• Provided records:

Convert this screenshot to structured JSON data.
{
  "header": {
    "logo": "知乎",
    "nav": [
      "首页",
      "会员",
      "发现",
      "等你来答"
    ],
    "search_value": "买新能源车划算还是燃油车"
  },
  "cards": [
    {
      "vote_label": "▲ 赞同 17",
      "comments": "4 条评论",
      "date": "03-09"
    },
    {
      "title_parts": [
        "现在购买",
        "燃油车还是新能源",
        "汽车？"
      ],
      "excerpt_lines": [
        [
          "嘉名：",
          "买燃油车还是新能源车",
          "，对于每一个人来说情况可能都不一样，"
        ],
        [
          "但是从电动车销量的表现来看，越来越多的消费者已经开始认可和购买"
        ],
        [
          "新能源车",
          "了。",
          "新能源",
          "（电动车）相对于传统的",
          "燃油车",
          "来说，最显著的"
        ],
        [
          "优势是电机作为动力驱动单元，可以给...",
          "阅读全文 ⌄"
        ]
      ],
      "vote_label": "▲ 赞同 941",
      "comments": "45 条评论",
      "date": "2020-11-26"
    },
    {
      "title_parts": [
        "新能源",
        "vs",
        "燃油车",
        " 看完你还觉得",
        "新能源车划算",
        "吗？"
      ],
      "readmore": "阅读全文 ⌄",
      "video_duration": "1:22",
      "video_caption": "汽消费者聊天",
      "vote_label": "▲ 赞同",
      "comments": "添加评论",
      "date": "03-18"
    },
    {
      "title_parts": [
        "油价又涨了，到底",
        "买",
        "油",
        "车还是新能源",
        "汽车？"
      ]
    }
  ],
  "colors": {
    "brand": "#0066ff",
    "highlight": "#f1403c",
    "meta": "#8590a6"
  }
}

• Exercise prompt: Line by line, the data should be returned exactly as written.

• Result:
Convert this screenshot to structured JSON data.
{
  "header": {
    "logo": "知乎",
    "nav": [
      "首页",
      "会员",
      "发现",
      "等你来答"
    ],
    "search_value": "买新能源车划算还是燃油车"
  },
  "cards": [
    {
      "vote_label": "▲ 赞同 17",
      "comments": "4 条评论",
      "date": "03-09"
    },
    {
      "title_parts": [
        "现在购买",
        "燃油车还是新能源",
        "汽车？"
      ],
      "excerpt_lines": [
        [
          "嘉名：",
          "买燃油车还是新能源车",
          "，对于每一个人来说情况可能都不一样，"
        ],
        [
          "但是从电动车销量的表现来看，越来越多的消费者已经开始认可和购买"
        ],
        [
          "新能源车",
          "了。",
          "新能源",
          "（电动车）相对于传统的",
          "燃油车",
          "来说，最显著的"
        ],
        [
          "优势是电机作为动力驱动单元，可以给...",
          "阅读全文 ⌄"
        ]
      ],
      "vote_label": "▲ 赞同 941",
      "comments": "45 条评论",
      "date": "2020-11-26"
    },
    {
      "title_parts": [
        "新能源",
        "vs",
        "燃油车",
        " 看完你还觉得",
        "新能源车划算",
        "吗？"
      ],
      "readmore": "阅读全文 ⌄",
      "video_duration": "1:22",
      "video_caption": "汽消费者聊天",
      "vote_label": "▲ 赞同",
      "comments": "添加评论",
      "date": "03-18"
    },
    {
      "title_parts": [
        "油价又涨了，到底",
        "买",
        "油",
        "车还是新能源",
        "汽车？"
      ]
    }
  ],
  "colors": {
    "brand": "#0066ff",
    "highlight": "#f1403c",
    "meta": "#8590a6"
  }
}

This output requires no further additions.